Your competition’s #1 prospect is your top customer. Your largest, most profitable, longest lasting account is at risk of being plucked away. That’s right- your competitor has the name of your top customer in their CRM and they are compiling as much information as they can to try to win them over.
That’s pretty unsettling, isn’t it?
Now, I know what you are thinking…”But that customer has been with me for years. I service them better than anyone. I know the ins and outs of that account. Everyone there knows me!” You might even say “I have such a solid relationship with them that they tell me when a competitor stops by”.
All of that may be true, but here’s the thing…..
Your competition wants that business and they want it now. That customer is giving you huge revenue. Not only would your competitor love those dollars, but they are planning on acquiring your market share. Your top customer is so big that your competitor is using their internal resources to help in the acquisition. They are marketing to them, they have been authorized to travel there, they have invited their VP of Sales to bring the deal home, and they are pulling together special pricing and perks.
Would you like to know their plan? I know what it is, but before I give it to you, let’s discuss what it won’t be:
We know that they are not going to devote years or months to developing a relationship with the prospect.

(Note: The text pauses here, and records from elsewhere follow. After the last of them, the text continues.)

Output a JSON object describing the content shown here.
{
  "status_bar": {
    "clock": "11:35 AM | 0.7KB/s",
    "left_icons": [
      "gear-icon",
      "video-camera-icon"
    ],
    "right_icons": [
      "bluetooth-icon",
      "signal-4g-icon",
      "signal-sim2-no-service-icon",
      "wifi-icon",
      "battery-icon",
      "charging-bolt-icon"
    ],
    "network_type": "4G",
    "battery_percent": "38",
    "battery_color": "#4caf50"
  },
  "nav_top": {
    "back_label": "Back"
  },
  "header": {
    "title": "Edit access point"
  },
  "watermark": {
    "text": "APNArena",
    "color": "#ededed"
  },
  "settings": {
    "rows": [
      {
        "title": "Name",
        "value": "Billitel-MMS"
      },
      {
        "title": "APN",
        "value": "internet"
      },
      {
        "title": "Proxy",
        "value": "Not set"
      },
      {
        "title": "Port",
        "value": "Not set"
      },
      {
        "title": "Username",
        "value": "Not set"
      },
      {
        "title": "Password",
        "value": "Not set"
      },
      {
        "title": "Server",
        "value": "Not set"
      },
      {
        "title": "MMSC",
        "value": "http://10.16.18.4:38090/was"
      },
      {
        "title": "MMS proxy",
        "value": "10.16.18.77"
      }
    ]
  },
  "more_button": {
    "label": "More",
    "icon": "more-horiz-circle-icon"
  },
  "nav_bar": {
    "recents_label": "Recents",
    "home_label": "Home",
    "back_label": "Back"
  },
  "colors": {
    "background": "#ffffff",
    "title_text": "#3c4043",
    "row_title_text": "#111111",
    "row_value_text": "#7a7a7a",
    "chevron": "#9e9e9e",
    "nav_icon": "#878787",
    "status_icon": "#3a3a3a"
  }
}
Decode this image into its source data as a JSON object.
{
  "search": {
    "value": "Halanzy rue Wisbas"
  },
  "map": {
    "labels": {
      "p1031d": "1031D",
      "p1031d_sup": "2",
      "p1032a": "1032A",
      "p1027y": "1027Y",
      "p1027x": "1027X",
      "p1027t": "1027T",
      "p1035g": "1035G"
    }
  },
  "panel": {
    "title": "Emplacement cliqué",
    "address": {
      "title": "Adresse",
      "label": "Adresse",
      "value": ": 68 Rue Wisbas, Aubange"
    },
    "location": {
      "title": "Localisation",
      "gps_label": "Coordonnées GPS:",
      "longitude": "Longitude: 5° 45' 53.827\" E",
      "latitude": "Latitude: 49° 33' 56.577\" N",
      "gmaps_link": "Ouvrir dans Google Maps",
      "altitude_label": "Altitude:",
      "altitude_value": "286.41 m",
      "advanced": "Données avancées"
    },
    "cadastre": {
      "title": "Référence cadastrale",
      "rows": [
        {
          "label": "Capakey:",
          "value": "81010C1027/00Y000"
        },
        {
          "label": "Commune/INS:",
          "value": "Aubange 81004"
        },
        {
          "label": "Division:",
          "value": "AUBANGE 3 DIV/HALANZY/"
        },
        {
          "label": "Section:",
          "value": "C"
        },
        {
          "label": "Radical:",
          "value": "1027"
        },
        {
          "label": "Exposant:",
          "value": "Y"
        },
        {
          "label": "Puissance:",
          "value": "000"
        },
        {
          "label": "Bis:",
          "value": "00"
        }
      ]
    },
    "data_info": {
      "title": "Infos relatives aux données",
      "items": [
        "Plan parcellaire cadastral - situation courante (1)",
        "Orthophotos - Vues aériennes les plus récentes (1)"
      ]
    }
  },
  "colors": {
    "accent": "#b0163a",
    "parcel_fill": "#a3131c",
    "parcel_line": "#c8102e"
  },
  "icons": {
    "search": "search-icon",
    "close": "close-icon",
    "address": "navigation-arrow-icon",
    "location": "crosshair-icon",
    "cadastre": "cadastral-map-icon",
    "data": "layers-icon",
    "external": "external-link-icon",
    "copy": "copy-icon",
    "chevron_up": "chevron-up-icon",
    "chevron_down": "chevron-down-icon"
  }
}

They aren’t going to get a ‘plant’ or ‘coach’ in there without you seeing it. They aren’t going to go in and try to sell the same thing you provide, getting your customer to switch for an identical product or service won’t work unless yours is less than stellar.
Here is their plan: Your competitor will show your customer how a change can help their business.
[bctt tweet=”Your customer is looking to change and improve. If you don’t bring them the change they seek, your competitor will.”]
Yup, it’s that simple. Your competitor will work hard at getting a single appointment with the right people and walk right into the conference room you have sat in many times, using the same monitor or whiteboard you have used on countless business reviews and they will show your customer how a simple change can make their business better. It may be a new product or service, it may be a new business process, it may be a new price or pricing model, it could be new technology or industry standard, or it could be an introduction to a valuable partner.
Whatever it is will cause your customer to lean back in her chair, rub her chin, and exchange glances with the ops team that is also present. She will tell your competitor that they need to ‘talk internally’. The CFO will then ask your competitor to write up the deal for review so it can be ‘socialized’. Shortly after you will receive a call thanking you for your years of partnership. There will be some assurance that they will look for a place to ‘plug you in’. Then, POOF! Your top customer and their revenue will be gone and you will have a ton of explaining to do.
So, how can you prevent this tragedy? Be a change agent for your customer. Here’s how:
- Become an expert about their business and industry. You should be informing them of updates, changes, and opportunities.
- Make sure you understand what business processes you impact in their company. Offer suggestions for efficiency. Bring in help if you have to.
- Your product or service should tie to measurable metrics for your customer. Not your metrics, theirs. When you hit them, make sure you remind the customer of it. Then tighten it up so there is a record of improvement over time.
- Sharpen your pencil. I don’t mean lower your price, unless, of course, you are a low price leader. I mean make sure you can tie your pricing to the value you provide. Do you know your customer’s perception of the value you offer? If they think of you as a vendor and you give partnership level pricing, you may have to fix that.
- Try to sell them something new. Are there any additional services they could benefit from? Do they know and properly use all the products in your line? Can you introduce them to channel partners that could further support the customer with you?
- Lastly, look for ways to make them less dependent on you. That seems counter-intuitive, but I assure you…your customer is already looking at this angle. If there is a way for them to do it, it is far better for them to hear it from you than to figure it out themselves or hear it from your competitor.
I know you’d like to keep things the way they are but your customer is looking to change and improve. If you don’t bring them the change they seek, your competitor will.
You can be an advocate for change or a victim to it. Your choice.